Based on the young adult novel of the same name, All the Bright Places follows in the grand tradition of mature stories marketed to teenagers, as it includes plenty of heartbreak in the same vein as The Fault in Our Stars. Anyone in need of a good cry needs to cue up this flick on Netflix — although you should be aware that it may trigger those who have struggled with mental health issues in the past.

All the Bright Places is a heart-wrenching exploration of trauma

The central friendship of All the Bright Places is between two teens Violet (Elle Fanning) and Finch (Justice Smith) — who both suffer from immense emotional turmoil. They officially meet when Violet goes to the bridge where her sister died, and right when she's about to jump off it, he's there to talk her down. After that, the two agree to complete a school project together that forces them to travel around Indiana to write about all that the state has to offer, forcing them to open up to one another.

It's definitely a more mature take on the young adult genre, delving into hefty themes related to suicide, domestic abuse, and eating disorders. Luckily, Fanning and Smith are fantastic young actors who deliver nuanced performances that really make these characters a cut above what you might find elsewhere. They're backed up by a fantastic ensemble, which includes Alexandra Shipp, Luke Wilson, and Keegan Michael-Key. 

Many critics found the film a worthwhile addition to YA canon, thanks to a refreshingly honest and realistic portrayal of what it means to struggle with loss and trauma as a teenager.
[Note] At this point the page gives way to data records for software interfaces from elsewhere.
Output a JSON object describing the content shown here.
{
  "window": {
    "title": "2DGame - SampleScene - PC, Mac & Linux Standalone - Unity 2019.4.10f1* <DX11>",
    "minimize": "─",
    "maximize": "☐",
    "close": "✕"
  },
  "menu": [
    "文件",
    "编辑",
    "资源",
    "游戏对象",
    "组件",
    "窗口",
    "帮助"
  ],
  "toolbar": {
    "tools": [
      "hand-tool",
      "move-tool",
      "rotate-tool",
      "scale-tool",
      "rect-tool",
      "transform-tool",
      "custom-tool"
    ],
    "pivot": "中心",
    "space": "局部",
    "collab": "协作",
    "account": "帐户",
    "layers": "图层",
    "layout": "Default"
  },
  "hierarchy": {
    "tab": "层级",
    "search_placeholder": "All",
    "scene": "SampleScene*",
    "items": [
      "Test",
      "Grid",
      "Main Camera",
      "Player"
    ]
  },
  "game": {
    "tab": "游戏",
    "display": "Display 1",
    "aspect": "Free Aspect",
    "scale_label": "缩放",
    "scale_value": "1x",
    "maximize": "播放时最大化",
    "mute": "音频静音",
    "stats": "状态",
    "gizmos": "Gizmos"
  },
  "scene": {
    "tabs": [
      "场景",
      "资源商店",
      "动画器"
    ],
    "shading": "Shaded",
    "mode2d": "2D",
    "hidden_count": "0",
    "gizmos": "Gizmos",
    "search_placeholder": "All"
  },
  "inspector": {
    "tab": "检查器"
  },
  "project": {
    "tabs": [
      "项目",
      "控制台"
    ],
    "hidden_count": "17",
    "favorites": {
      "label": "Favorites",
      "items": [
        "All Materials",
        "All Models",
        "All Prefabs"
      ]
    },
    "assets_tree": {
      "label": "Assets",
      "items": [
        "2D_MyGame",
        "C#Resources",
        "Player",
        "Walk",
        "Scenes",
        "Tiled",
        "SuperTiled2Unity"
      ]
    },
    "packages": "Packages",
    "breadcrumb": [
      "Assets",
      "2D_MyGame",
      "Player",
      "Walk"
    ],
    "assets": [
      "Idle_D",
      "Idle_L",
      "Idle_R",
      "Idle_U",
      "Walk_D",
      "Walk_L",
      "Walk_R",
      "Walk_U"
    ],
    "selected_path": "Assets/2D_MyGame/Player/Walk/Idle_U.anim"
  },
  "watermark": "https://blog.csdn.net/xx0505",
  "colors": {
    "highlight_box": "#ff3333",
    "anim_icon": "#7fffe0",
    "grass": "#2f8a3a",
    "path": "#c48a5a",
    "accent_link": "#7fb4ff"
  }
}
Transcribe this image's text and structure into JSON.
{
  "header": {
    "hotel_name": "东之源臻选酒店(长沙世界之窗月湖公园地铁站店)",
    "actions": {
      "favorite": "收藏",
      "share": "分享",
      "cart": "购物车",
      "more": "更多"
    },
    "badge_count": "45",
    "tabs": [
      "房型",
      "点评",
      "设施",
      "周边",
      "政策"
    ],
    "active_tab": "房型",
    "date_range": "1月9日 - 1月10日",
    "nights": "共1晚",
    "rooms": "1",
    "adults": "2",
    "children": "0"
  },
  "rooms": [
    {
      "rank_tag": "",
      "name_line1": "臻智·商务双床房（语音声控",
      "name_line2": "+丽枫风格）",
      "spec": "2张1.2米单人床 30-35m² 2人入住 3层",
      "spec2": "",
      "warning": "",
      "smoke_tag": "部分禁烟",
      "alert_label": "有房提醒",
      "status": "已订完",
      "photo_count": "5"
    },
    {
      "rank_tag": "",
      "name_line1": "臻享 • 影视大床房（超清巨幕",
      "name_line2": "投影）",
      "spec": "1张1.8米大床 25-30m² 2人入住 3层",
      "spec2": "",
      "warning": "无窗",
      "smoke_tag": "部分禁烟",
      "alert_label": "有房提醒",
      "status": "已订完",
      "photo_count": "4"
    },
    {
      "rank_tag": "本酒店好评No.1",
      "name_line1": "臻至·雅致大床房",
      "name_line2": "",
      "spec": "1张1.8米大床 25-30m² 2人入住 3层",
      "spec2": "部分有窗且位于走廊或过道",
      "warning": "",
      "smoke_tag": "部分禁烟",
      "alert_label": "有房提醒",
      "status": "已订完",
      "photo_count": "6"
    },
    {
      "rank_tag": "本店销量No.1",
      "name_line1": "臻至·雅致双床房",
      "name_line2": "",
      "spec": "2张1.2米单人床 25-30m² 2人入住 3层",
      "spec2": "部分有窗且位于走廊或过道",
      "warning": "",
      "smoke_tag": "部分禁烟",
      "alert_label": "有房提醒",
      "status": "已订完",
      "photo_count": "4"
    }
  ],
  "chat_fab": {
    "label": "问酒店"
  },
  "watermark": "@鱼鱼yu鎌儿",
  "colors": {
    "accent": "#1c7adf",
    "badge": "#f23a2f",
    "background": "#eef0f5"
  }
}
Beandrea July of The Hollywood Reporter writes in her review, "Without trying too hard, it speaks to teenagers, and also to the teenagers we all once were, about how to cope with and adapt to those first big losses in life that you don't see coming." Parents may want to consider watching All the Bright Places with their teens, so that they can be there to answer any questions they may have, especially if they've struggled with the loss of loved ones in the past. 

If you or someone you know is struggling with mental health, please contact the Crisis Text Line by texting HOME to 741741, or call the National Alliance on Mental Illness Helpline at 1-800-950-NAMI (6264).

Crisis Text Line: https://www.crisistextline.org/

NAMI Helpline: https://www.nami.org/help